(Dataset entries Opens)

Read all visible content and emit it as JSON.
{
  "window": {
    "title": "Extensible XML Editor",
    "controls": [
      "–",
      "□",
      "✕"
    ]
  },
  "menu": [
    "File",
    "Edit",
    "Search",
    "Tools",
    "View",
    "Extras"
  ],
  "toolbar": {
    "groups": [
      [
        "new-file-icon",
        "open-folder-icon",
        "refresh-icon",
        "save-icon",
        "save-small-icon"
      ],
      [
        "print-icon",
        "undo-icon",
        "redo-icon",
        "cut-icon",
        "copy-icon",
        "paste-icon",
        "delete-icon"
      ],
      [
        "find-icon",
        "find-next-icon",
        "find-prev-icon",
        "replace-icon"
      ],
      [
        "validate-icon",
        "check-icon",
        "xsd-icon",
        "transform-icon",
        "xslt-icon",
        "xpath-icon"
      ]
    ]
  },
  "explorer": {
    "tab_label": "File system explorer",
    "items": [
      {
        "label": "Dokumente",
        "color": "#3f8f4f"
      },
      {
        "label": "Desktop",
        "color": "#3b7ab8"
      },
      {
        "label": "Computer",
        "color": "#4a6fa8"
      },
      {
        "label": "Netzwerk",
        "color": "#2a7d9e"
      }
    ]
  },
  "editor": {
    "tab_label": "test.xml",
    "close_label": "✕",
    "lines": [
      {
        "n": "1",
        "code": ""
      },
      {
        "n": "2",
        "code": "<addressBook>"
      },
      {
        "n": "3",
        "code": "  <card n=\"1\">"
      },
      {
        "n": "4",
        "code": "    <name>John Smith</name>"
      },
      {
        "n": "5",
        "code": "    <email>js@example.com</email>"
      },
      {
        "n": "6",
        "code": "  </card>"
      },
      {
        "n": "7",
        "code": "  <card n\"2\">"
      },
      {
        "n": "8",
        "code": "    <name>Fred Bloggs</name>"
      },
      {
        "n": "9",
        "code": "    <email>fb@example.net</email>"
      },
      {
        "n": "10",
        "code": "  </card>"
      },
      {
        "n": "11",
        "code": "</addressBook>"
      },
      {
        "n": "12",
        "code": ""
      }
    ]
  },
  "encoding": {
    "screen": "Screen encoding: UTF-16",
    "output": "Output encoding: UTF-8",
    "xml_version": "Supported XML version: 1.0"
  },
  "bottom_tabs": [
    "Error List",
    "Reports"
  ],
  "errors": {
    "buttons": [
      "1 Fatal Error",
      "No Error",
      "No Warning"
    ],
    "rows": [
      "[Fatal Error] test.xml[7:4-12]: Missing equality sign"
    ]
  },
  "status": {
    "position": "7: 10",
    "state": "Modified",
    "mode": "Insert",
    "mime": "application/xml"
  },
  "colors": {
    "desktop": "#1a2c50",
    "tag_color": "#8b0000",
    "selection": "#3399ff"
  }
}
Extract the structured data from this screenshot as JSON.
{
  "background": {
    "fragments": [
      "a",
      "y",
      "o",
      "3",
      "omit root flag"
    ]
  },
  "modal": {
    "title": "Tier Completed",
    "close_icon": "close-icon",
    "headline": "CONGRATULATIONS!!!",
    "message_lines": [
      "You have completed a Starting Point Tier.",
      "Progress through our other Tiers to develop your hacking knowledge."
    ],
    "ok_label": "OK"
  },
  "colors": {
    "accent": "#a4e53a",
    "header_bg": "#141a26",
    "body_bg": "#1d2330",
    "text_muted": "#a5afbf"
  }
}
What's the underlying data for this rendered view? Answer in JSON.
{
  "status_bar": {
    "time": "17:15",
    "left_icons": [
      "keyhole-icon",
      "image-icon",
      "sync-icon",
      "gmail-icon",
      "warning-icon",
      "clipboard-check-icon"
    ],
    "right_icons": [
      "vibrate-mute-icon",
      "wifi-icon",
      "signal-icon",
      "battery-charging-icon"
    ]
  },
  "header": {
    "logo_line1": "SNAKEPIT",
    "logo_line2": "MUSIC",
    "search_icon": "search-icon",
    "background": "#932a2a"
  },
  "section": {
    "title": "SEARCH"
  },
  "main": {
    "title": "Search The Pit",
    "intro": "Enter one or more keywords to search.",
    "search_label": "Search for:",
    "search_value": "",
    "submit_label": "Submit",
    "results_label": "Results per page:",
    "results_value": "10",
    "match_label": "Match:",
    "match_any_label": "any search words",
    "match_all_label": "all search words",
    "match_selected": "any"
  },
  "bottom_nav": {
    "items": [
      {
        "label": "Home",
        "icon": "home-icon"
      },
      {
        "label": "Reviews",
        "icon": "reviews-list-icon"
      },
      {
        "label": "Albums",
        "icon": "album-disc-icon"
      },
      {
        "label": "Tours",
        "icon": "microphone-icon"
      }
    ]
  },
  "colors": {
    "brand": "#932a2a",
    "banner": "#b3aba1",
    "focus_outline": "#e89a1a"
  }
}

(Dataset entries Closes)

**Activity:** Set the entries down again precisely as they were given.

**Answer to this task:**
Read all visible content and emit it as JSON.
{
  "window": {
    "title": "Extensible XML Editor",
    "controls": [
      "–",
      "□",
      "✕"
    ]
  },
  "menu": [
    "File",
    "Edit",
    "Search",
    "Tools",
    "View",
    "Extras"
  ],
  "toolbar": {
    "groups": [
      [
        "new-file-icon",
        "open-folder-icon",
        "refresh-icon",
        "save-icon",
        "save-small-icon"
      ],
      [
        "print-icon",
        "undo-icon",
        "redo-icon",
        "cut-icon",
        "copy-icon",
        "paste-icon",
        "delete-icon"
      ],
      [
        "find-icon",
        "find-next-icon",
        "find-prev-icon",
        "replace-icon"
      ],
      [
        "validate-icon",
        "check-icon",
        "xsd-icon",
        "transform-icon",
        "xslt-icon",
        "xpath-icon"
      ]
    ]
  },
  "explorer": {
    "tab_label": "File system explorer",
    "items": [
      {
        "label": "Dokumente",
        "color": "#3f8f4f"
      },
      {
        "label": "Desktop",
        "color": "#3b7ab8"
      },
      {
        "label": "Computer",
        "color": "#4a6fa8"
      },
      {
        "label": "Netzwerk",
        "color": "#2a7d9e"
      }
    ]
  },
  "editor": {
    "tab_label": "test.xml",
    "close_label": "✕",
    "lines": [
      {
        "n": "1",
        "code": ""
      },
      {
        "n": "2",
        "code": "<addressBook>"
      },
      {
        "n": "3",
        "code": "  <card n=\"1\">"
      },
      {
        "n": "4",
        "code": "    <name>John Smith</name>"
      },
      {
        "n": "5",
        "code": "    <email>js@example.com</email>"
      },
      {
        "n": "6",
        "code": "  </card>"
      },
      {
        "n": "7",
        "code": "  <card n\"2\">"
      },
      {
        "n": "8",
        "code": "    <name>Fred Bloggs</name>"
      },
      {
        "n": "9",
        "code": "    <email>fb@example.net</email>"
      },
      {
        "n": "10",
        "code": "  </card>"
      },
      {
        "n": "11",
        "code": "</addressBook>"
      },
      {
        "n": "12",
        "code": ""
      }
    ]
  },
  "encoding": {
    "screen": "Screen encoding: UTF-16",
    "output": "Output encoding: UTF-8",
    "xml_version": "Supported XML version: 1.0"
  },
  "bottom_tabs": [
    "Error List",
    "Reports"
  ],
  "errors": {
    "buttons": [
      "1 Fatal Error",
      "No Error",
      "No Warning"
    ],
    "rows": [
      "[Fatal Error] test.xml[7:4-12]: Missing equality sign"
    ]
  },
  "status": {
    "position": "7: 10",
    "state": "Modified",
    "mode": "Insert",
    "mime": "application/xml"
  },
  "colors": {
    "desktop": "#1a2c50",
    "tag_color": "#8b0000",
    "selection": "#3399ff"
  }
}
Extract the structured data from this screenshot as JSON.
{
  "background": {
    "fragments": [
      "a",
      "y",
      "o",
      "3",
      "omit root flag"
    ]
  },
  "modal": {
    "title": "Tier Completed",
    "close_icon": "close-icon",
    "headline": "CONGRATULATIONS!!!",
    "message_lines": [
      "You have completed a Starting Point Tier.",
      "Progress through our other Tiers to develop your hacking knowledge."
    ],
    "ok_label": "OK"
  },
  "colors": {
    "accent": "#a4e53a",
    "header_bg": "#141a26",
    "body_bg": "#1d2330",
    "text_muted": "#a5afbf"
  }
}
What's the underlying data for this rendered view? Answer in JSON.
{
  "status_bar": {
    "time": "17:15",
    "left_icons": [
      "keyhole-icon",
      "image-icon",
      "sync-icon",
      "gmail-icon",
      "warning-icon",
      "clipboard-check-icon"
    ],
    "right_icons": [
      "vibrate-mute-icon",
      "wifi-icon",
      "signal-icon",
      "battery-charging-icon"
    ]
  },
  "header": {
    "logo_line1": "SNAKEPIT",
    "logo_line2": "MUSIC",
    "search_icon": "search-icon",
    "background": "#932a2a"
  },
  "section": {
    "title": "SEARCH"
  },
  "main": {
    "title": "Search The Pit",
    "intro": "Enter one or more keywords to search.",
    "search_label": "Search for:",
    "search_value": "",
    "submit_label": "Submit",
    "results_label": "Results per page:",
    "results_value": "10",
    "match_label": "Match:",
    "match_any_label": "any search words",
    "match_all_label": "all search words",
    "match_selected": "any"
  },
  "bottom_nav": {
    "items": [
      {
        "label": "Home",
        "icon": "home-icon"
      },
      {
        "label": "Reviews",
        "icon": "reviews-list-icon"
      },
      {
        "label": "Albums",
        "icon": "album-disc-icon"
      },
      {
        "label": "Tours",
        "icon": "microphone-icon"
      }
    ]
  },
  "colors": {
    "brand": "#932a2a",
    "banner": "#b3aba1",
    "focus_outline": "#e89a1a"
  }
}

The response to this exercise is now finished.